**WORK INSTRUCTIONS**
From the first line to the last, write out the records below exactly as they appear.

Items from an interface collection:
____________

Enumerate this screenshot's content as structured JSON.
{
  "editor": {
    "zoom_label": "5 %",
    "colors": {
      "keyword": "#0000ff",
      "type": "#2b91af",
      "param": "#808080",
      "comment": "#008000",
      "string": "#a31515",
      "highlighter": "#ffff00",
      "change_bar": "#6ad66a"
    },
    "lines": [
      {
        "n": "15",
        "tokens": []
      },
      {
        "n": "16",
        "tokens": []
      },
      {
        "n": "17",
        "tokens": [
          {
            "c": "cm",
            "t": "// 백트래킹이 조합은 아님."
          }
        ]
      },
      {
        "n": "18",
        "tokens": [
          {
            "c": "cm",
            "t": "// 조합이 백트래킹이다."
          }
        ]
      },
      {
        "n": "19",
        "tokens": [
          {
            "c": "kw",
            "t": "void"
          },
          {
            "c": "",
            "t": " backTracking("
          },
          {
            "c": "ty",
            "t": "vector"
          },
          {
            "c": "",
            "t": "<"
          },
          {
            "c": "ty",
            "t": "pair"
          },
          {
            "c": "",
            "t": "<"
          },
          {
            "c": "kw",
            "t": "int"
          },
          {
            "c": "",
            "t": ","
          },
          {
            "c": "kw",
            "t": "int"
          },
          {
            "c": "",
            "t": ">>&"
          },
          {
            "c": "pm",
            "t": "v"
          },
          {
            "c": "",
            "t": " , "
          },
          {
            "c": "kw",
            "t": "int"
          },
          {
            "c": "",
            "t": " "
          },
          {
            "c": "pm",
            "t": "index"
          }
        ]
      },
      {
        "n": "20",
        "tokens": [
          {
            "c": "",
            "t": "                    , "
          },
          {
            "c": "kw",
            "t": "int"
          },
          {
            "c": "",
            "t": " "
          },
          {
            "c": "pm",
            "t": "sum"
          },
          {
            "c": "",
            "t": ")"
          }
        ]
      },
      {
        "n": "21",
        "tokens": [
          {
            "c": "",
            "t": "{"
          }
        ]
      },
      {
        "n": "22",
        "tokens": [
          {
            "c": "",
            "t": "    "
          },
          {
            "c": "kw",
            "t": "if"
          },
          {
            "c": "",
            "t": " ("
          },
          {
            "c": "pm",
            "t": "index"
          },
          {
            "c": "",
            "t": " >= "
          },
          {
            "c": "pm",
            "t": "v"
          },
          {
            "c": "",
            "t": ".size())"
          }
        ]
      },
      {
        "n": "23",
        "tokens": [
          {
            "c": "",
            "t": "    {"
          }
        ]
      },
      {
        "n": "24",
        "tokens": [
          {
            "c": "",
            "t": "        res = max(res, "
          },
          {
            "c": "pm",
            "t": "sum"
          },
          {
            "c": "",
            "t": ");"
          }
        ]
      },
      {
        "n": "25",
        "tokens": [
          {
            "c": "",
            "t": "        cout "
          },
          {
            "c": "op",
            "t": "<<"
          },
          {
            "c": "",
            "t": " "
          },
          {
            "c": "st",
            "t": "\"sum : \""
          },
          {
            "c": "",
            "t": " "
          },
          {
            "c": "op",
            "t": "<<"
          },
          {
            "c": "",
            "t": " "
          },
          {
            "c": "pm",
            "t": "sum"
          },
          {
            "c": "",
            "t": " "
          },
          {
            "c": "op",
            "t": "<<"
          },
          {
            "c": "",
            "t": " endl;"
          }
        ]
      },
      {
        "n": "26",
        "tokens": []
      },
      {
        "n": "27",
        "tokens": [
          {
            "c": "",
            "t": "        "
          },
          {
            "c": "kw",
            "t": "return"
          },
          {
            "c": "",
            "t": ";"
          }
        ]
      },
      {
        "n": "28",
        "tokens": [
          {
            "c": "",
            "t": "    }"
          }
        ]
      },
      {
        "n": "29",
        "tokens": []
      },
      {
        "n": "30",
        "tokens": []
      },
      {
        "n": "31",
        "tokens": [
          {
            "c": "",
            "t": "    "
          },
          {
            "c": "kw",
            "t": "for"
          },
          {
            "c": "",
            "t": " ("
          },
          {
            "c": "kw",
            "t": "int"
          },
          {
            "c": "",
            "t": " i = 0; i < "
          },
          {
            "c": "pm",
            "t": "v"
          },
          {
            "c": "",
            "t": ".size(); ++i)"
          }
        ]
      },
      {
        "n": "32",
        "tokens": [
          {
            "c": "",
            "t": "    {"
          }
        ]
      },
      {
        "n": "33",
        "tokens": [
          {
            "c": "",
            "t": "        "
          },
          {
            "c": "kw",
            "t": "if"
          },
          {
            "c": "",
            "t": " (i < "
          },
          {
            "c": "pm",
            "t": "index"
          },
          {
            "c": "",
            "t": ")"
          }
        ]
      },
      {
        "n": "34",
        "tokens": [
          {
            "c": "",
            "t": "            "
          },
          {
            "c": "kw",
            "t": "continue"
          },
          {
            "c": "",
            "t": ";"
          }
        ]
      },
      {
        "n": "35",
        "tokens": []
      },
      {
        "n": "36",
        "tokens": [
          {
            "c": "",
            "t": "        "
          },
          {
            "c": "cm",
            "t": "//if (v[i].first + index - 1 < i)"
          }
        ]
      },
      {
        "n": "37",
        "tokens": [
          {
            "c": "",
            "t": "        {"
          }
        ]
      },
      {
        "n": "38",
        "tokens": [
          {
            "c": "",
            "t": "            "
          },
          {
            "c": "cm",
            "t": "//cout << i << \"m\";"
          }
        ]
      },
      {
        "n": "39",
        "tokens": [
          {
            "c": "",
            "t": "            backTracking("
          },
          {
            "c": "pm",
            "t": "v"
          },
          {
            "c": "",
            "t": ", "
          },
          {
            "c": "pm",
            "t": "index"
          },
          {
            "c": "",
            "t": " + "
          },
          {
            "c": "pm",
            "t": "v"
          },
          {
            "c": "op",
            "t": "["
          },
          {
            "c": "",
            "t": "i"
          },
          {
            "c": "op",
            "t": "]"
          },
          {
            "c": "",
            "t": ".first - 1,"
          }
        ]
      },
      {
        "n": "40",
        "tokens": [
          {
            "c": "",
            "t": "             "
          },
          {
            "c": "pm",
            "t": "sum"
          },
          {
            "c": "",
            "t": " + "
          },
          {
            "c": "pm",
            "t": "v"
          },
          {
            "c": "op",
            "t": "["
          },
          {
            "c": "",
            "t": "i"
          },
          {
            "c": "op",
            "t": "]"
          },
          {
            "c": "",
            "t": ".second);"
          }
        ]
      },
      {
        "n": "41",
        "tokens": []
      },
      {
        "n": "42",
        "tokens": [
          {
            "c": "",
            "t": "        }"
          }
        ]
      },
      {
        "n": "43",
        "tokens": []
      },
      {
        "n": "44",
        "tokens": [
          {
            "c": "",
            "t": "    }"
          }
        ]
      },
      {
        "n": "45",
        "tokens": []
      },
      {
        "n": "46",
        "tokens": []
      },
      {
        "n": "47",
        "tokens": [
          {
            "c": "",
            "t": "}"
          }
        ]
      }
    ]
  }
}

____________

**ANSWER TO THE EXERCISE**
Enumerate this screenshot's content as structured JSON.
{
  "editor": {
    "zoom_label": "5 %",
    "colors": {
      "keyword": "#0000ff",
      "type": "#2b91af",
      "param": "#808080",
      "comment": "#008000",
      "string": "#a31515",
      "highlighter": "#ffff00",
      "change_bar": "#6ad66a"
    },
    "lines": [
      {
        "n": "15",
        "tokens": []
      },
      {
        "n": "16",
        "tokens": []
      },
      {
        "n": "17",
        "tokens": [
          {
            "c": "cm",
            "t": "// 백트래킹이 조합은 아님."
          }
        ]
      },
      {
        "n": "18",
        "tokens": [
          {
            "c": "cm",
            "t": "// 조합이 백트래킹이다."
          }
        ]
      },
      {
        "n": "19",
        "tokens": [
          {
            "c": "kw",
            "t": "void"
          },
          {
            "c": "",
            "t": " backTracking("
          },
          {
            "c": "ty",
            "t": "vector"
          },
          {
            "c": "",
            "t": "<"
          },
          {
            "c": "ty",
            "t": "pair"
          },
          {
            "c": "",
            "t": "<"
          },
          {
            "c": "kw",
            "t": "int"
          },
          {
            "c": "",
            "t": ","
          },
          {
            "c": "kw",
            "t": "int"
          },
          {
            "c": "",
            "t": ">>&"
          },
          {
            "c": "pm",
            "t": "v"
          },
          {
            "c": "",
            "t": " , "
          },
          {
            "c": "kw",
            "t": "int"
          },
          {
            "c": "",
            "t": " "
          },
          {
            "c": "pm",
            "t": "index"
          }
        ]
      },
      {
        "n": "20",
        "tokens": [
          {
            "c": "",
            "t": "                    , "
          },
          {
            "c": "kw",
            "t": "int"
          },
          {
            "c": "",
            "t": " "
          },
          {
            "c": "pm",
            "t": "sum"
          },
          {
            "c": "",
            "t": ")"
          }
        ]
      },
      {
        "n": "21",
        "tokens": [
          {
            "c": "",
            "t": "{"
          }
        ]
      },
      {
        "n": "22",
        "tokens": [
          {
            "c": "",
            "t": "    "
          },
          {
            "c": "kw",
            "t": "if"
          },
          {
            "c": "",
            "t": " ("
          },
          {
            "c": "pm",
            "t": "index"
          },
          {
            "c": "",
            "t": " >= "
          },
          {
            "c": "pm",
            "t": "v"
          },
          {
            "c": "",
            "t": ".size())"
          }
        ]
      },
      {
        "n": "23",
        "tokens": [
          {
            "c": "",
            "t": "    {"
          }
        ]
      },
      {
        "n": "24",
        "tokens": [
          {
            "c": "",
            "t": "        res = max(res, "
          },
          {
            "c": "pm",
            "t": "sum"
          },
          {
            "c": "",
            "t": ");"
          }
        ]
      },
      {
        "n": "25",
        "tokens": [
          {
            "c": "",
            "t": "        cout "
          },
          {
            "c": "op",
            "t": "<<"
          },
          {
            "c": "",
            "t": " "
          },
          {
            "c": "st",
            "t": "\"sum : \""
          },
          {
            "c": "",
            "t": " "
          },
          {
            "c": "op",
            "t": "<<"
          },
          {
            "c": "",
            "t": " "
          },
          {
            "c": "pm",
            "t": "sum"
          },
          {
            "c": "",
            "t": " "
          },
          {
            "c": "op",
            "t": "<<"
          },
          {
            "c": "",
            "t": " endl;"
          }
        ]
      },
      {
        "n": "26",
        "tokens": []
      },
      {
        "n": "27",
        "tokens": [
          {
            "c": "",
            "t": "        "
          },
          {
            "c": "kw",
            "t": "return"
          },
          {
            "c": "",
            "t": ";"
          }
        ]
      },
      {
        "n": "28",
        "tokens": [
          {
            "c": "",
            "t": "    }"
          }
        ]
      },
      {
        "n": "29",
        "tokens": []
      },
      {
        "n": "30",
        "tokens": []
      },
      {
        "n": "31",
        "tokens": [
          {
            "c": "",
            "t": "    "
          },
          {
            "c": "kw",
            "t": "for"
          },
          {
            "c": "",
            "t": " ("
          },
          {
            "c": "kw",
            "t": "int"
          },
          {
            "c": "",
            "t": " i = 0; i < "
          },
          {
            "c": "pm",
            "t": "v"
          },
          {
            "c": "",
            "t": ".size(); ++i)"
          }
        ]
      },
      {
        "n": "32",
        "tokens": [
          {
            "c": "",
            "t": "    {"
          }
        ]
      },
      {
        "n": "33",
        "tokens": [
          {
            "c": "",
            "t": "        "
          },
          {
            "c": "kw",
            "t": "if"
          },
          {
            "c": "",
            "t": " (i < "
          },
          {
            "c": "pm",
            "t": "index"
          },
          {
            "c": "",
            "t": ")"
          }
        ]
      },
      {
        "n": "34",
        "tokens": [
          {
            "c": "",
            "t": "            "
          },
          {
            "c": "kw",
            "t": "continue"
          },
          {
            "c": "",
            "t": ";"
          }
        ]
      },
      {
        "n": "35",
        "tokens": []
      },
      {
        "n": "36",
        "tokens": [
          {
            "c": "",
            "t": "        "
          },
          {
            "c": "cm",
            "t": "//if (v[i].first + index - 1 < i)"
          }
        ]
      },
      {
        "n": "37",
        "tokens": [
          {
            "c": "",
            "t": "        {"
          }
        ]
      },
      {
        "n": "38",
        "tokens": [
          {
            "c": "",
            "t": "            "
          },
          {
            "c": "cm",
            "t": "//cout << i << \"m\";"
          }
        ]
      },
      {
        "n": "39",
        "tokens": [
          {
            "c": "",
            "t": "            backTracking("
          },
          {
            "c": "pm",
            "t": "v"
          },
          {
            "c": "",
            "t": ", "
          },
          {
            "c": "pm",
            "t": "index"
          },
          {
            "c": "",
            "t": " + "
          },
          {
            "c": "pm",
            "t": "v"
          },
          {
            "c": "op",
            "t": "["
          },
          {
            "c": "",
            "t": "i"
          },
          {
            "c": "op",
            "t": "]"
          },
          {
            "c": "",
            "t": ".first - 1,"
          }
        ]
      },
      {
        "n": "40",
        "tokens": [
          {
            "c": "",
            "t": "             "
          },
          {
            "c": "pm",
            "t": "sum"
          },
          {
            "c": "",
            "t": " + "
          },
          {
            "c": "pm",
            "t": "v"
          },
          {
            "c": "op",
            "t": "["
          },
          {
            "c": "",
            "t": "i"
          },
          {
            "c": "op",
            "t": "]"
          },
          {
            "c": "",
            "t": ".second);"
          }
        ]
      },
      {
        "n": "41",
        "tokens": []
      },
      {
        "n": "42",
        "tokens": [
          {
            "c": "",
            "t": "        }"
          }
        ]
      },
      {
        "n": "43",
        "tokens": []
      },
      {
        "n": "44",
        "tokens": [
          {
            "c": "",
            "t": "    }"
          }
        ]
      },
      {
        "n": "45",
        "tokens": []
      },
      {
        "n": "46",
        "tokens": []
      },
      {
        "n": "47",
        "tokens": [
          {
            "c": "",
            "t": "}"
          }
        ]
      }
    ]
  }
}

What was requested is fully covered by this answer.